→ What this task involves:
Write out every line of the material as it stands, apart from the pictures.

→ The records:
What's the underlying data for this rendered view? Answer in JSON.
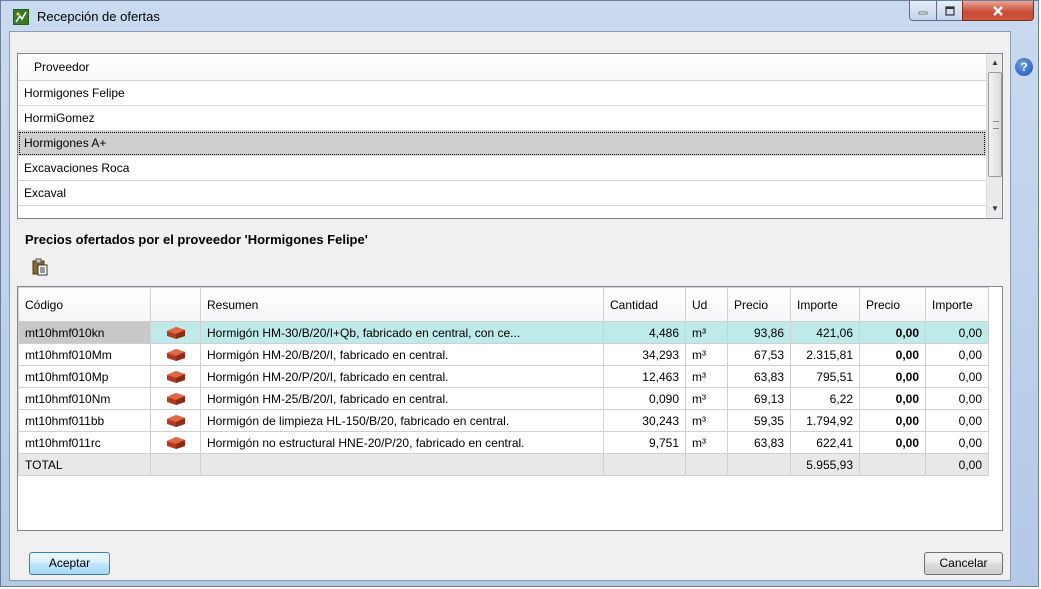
{
  "window": {
    "title": "Recepción de ofertas"
  },
  "supplier_list": {
    "header": "Proveedor",
    "items": [
      {
        "label": "Hormigones Felipe"
      },
      {
        "label": "HormiGomez"
      },
      {
        "label": "Hormigones A+",
        "selected": true
      },
      {
        "label": "Excavaciones Roca"
      },
      {
        "label": "Excaval"
      }
    ]
  },
  "offers": {
    "title": "Precios ofertados por el proveedor 'Hormigones Felipe'",
    "columns": [
      "Código",
      "",
      "Resumen",
      "Cantidad",
      "Ud",
      "Precio",
      "Importe",
      "Precio",
      "Importe"
    ],
    "rows": [
      {
        "code": "mt10hmf010kn",
        "summary": "Hormigón HM-30/B/20/I+Qb, fabricado en central, con ce...",
        "qty": "4,486",
        "unit": "m³",
        "price": "93,86",
        "amount": "421,06",
        "offer_price": "0,00",
        "offer_amount": "0,00"
      },
      {
        "code": "mt10hmf010Mm",
        "summary": "Hormigón HM-20/B/20/I, fabricado en central.",
        "qty": "34,293",
        "unit": "m³",
        "price": "67,53",
        "amount": "2.315,81",
        "offer_price": "0,00",
        "offer_amount": "0,00"
      },
      {
        "code": "mt10hmf010Mp",
        "summary": "Hormigón HM-20/P/20/I, fabricado en central.",
        "qty": "12,463",
        "unit": "m³",
        "price": "63,83",
        "amount": "795,51",
        "offer_price": "0,00",
        "offer_amount": "0,00"
      },
      {
        "code": "mt10hmf010Nm",
        "summary": "Hormigón HM-25/B/20/I, fabricado en central.",
        "qty": "0,090",
        "unit": "m³",
        "price": "69,13",
        "amount": "6,22",
        "offer_price": "0,00",
        "offer_amount": "0,00"
      },
      {
        "code": "mt10hmf011bb",
        "summary": "Hormigón de limpieza HL-150/B/20, fabricado en central.",
        "qty": "30,243",
        "unit": "m³",
        "price": "59,35",
        "amount": "1.794,92",
        "offer_price": "0,00",
        "offer_amount": "0,00"
      },
      {
        "code": "mt10hmf011rc",
        "summary": "Hormigón no estructural HNE-20/P/20, fabricado en central.",
        "qty": "9,751",
        "unit": "m³",
        "price": "63,83",
        "amount": "622,41",
        "offer_price": "0,00",
        "offer_amount": "0,00"
      }
    ],
    "total": {
      "label": "TOTAL",
      "amount": "5.955,93",
      "offer_amount": "0,00"
    }
  },
  "buttons": {
    "accept": "Aceptar",
    "cancel": "Cancelar"
  },
  "help_glyph": "?",
  "colors": {
    "highlight_row": "#bfeaea",
    "selected_supplier": "#cfcfcf",
    "close_button": "#c74a32",
    "brick": "#c0392b"
  },
  "icons": [
    "app-icon",
    "minimize-icon",
    "maximize-icon",
    "close-icon",
    "help-icon",
    "paste-icon",
    "brick-icon"
  ]
}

→ Answer to the exercise:
What's the underlying data for this rendered view? Answer in JSON.
{
  "window": {
    "title": "Recepción de ofertas"
  },
  "supplier_list": {
    "header": "Proveedor",
    "items": [
      {
        "label": "Hormigones Felipe"
      },
      {
        "label": "HormiGomez"
      },
      {
        "label": "Hormigones A+",
        "selected": true
      },
      {
        "label": "Excavaciones Roca"
      },
      {
        "label": "Excaval"
      }
    ]
  },
  "offers": {
    "title": "Precios ofertados por el proveedor 'Hormigones Felipe'",
    "columns": [
      "Código",
      "",
      "Resumen",
      "Cantidad",
      "Ud",
      "Precio",
      "Importe",
      "Precio",
      "Importe"
    ],
    "rows": [
      {
        "code": "mt10hmf010kn",
        "summary": "Hormigón HM-30/B/20/I+Qb, fabricado en central, con ce...",
        "qty": "4,486",
        "unit": "m³",
        "price": "93,86",
        "amount": "421,06",
        "offer_price": "0,00",
        "offer_amount": "0,00"
      },
      {
        "code": "mt10hmf010Mm",
        "summary": "Hormigón HM-20/B/20/I, fabricado en central.",
        "qty": "34,293",
        "unit": "m³",
        "price": "67,53",
        "amount": "2.315,81",
        "offer_price": "0,00",
        "offer_amount": "0,00"
      },
      {
        "code": "mt10hmf010Mp",
        "summary": "Hormigón HM-20/P/20/I, fabricado en central.",
        "qty": "12,463",
        "unit": "m³",
        "price": "63,83",
        "amount": "795,51",
        "offer_price": "0,00",
        "offer_amount": "0,00"
      },
      {
        "code": "mt10hmf010Nm",
        "summary": "Hormigón HM-25/B/20/I, fabricado en central.",
        "qty": "0,090",
        "unit": "m³",
        "price": "69,13",
        "amount": "6,22",
        "offer_price": "0,00",
        "offer_amount": "0,00"
      },
      {
        "code": "mt10hmf011bb",
        "summary": "Hormigón de limpieza HL-150/B/20, fabricado en central.",
        "qty": "30,243",
        "unit": "m³",
        "price": "59,35",
        "amount": "1.794,92",
        "offer_price": "0,00",
        "offer_amount": "0,00"
      },
      {
        "code": "mt10hmf011rc",
        "summary": "Hormigón no estructural HNE-20/P/20, fabricado en central.",
        "qty": "9,751",
        "unit": "m³",
        "price": "63,83",
        "amount": "622,41",
        "offer_price": "0,00",
        "offer_amount": "0,00"
      }
    ],
    "total": {
      "label": "TOTAL",
      "amount": "5.955,93",
      "offer_amount": "0,00"
    }
  },
  "buttons": {
    "accept": "Aceptar",
    "cancel": "Cancelar"
  },
  "help_glyph": "?",
  "colors": {
    "highlight_row": "#bfeaea",
    "selected_supplier": "#cfcfcf",
    "close_button": "#c74a32",
    "brick": "#c0392b"
  },
  "icons": [
    "app-icon",
    "minimize-icon",
    "maximize-icon",
    "close-icon",
    "help-icon",
    "paste-icon",
    "brick-icon"
  ]
}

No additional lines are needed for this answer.